Description of the task. Since pictures do not belong in the copy, please repeat every record below exactly without them.

BEGIN

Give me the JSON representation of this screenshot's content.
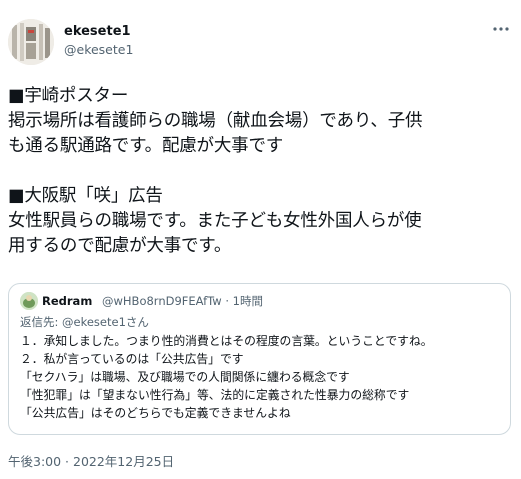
{
  "author": {
    "display_name": "ekesete1",
    "handle": "@ekesete1"
  },
  "tweet": {
    "lines": [
      "■宇崎ポスター",
      "掲示場所は看護師らの職場（献血会場）であり、子供",
      "も通る駅通路です。配慮が大事です",
      "",
      "■大阪駅「咲」広告",
      "女性駅員らの職場です。また子ども女性外国人らが使",
      "用するので配慮が大事です。"
    ],
    "timestamp": "午後3:00 · 2022年12月25日"
  },
  "quote": {
    "display_name": "Redram",
    "meta": "@wHBo8rnD9FEAfTw · 1時間",
    "reply_to": "返信先: @ekesete1さん",
    "lines": [
      "１．承知しました。つまり性的消費とはその程度の言葉。ということですね。",
      "２．私が言っているのは「公共広告」です",
      "「セクハラ」は職場、及び職場での人間関係に纏わる概念です",
      "「性犯罪」は「望まない性行為」等、法的に定義された性暴力の総称です",
      "「公共広告」はそのどちらでも定義できませんよね"
    ]
  },
  "icons": {
    "more": "more-horizontal-icon"
  }
}
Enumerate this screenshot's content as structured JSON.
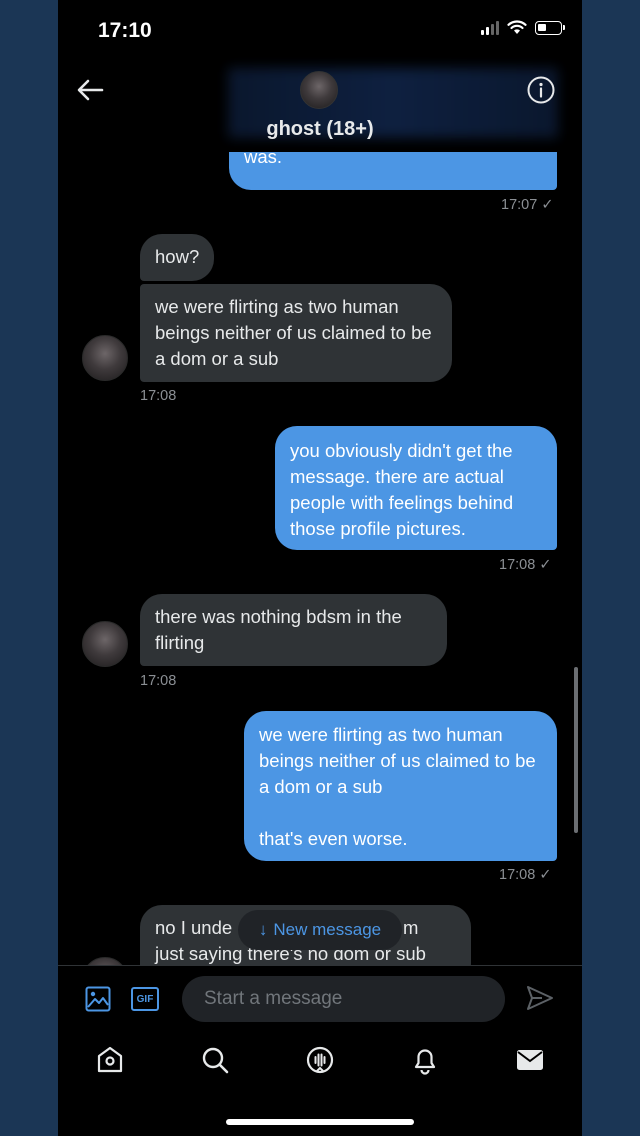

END

The answer.
Give me the JSON representation of this screenshot's content.
{
  "author": {
    "display_name": "ekesete1",
    "handle": "@ekesete1"
  },
  "tweet": {
    "lines": [
      "■宇崎ポスター",
      "掲示場所は看護師らの職場（献血会場）であり、子供",
      "も通る駅通路です。配慮が大事です",
      "",
      "■大阪駅「咲」広告",
      "女性駅員らの職場です。また子ども女性外国人らが使",
      "用するので配慮が大事です。"
    ],
    "timestamp": "午後3:00 · 2022年12月25日"
  },
  "quote": {
    "display_name": "Redram",
    "meta": "@wHBo8rnD9FEAfTw · 1時間",
    "reply_to": "返信先: @ekesete1さん",
    "lines": [
      "１．承知しました。つまり性的消費とはその程度の言葉。ということですね。",
      "２．私が言っているのは「公共広告」です",
      "「セクハラ」は職場、及び職場での人間関係に纏わる概念です",
      "「性犯罪」は「望まない性行為」等、法的に定義された性暴力の総称です",
      "「公共広告」はそのどちらでも定義できませんよね"
    ]
  },
  "icons": {
    "more": "more-horizontal-icon"
  }
}
Enumerate this screenshot's content as structured JSON.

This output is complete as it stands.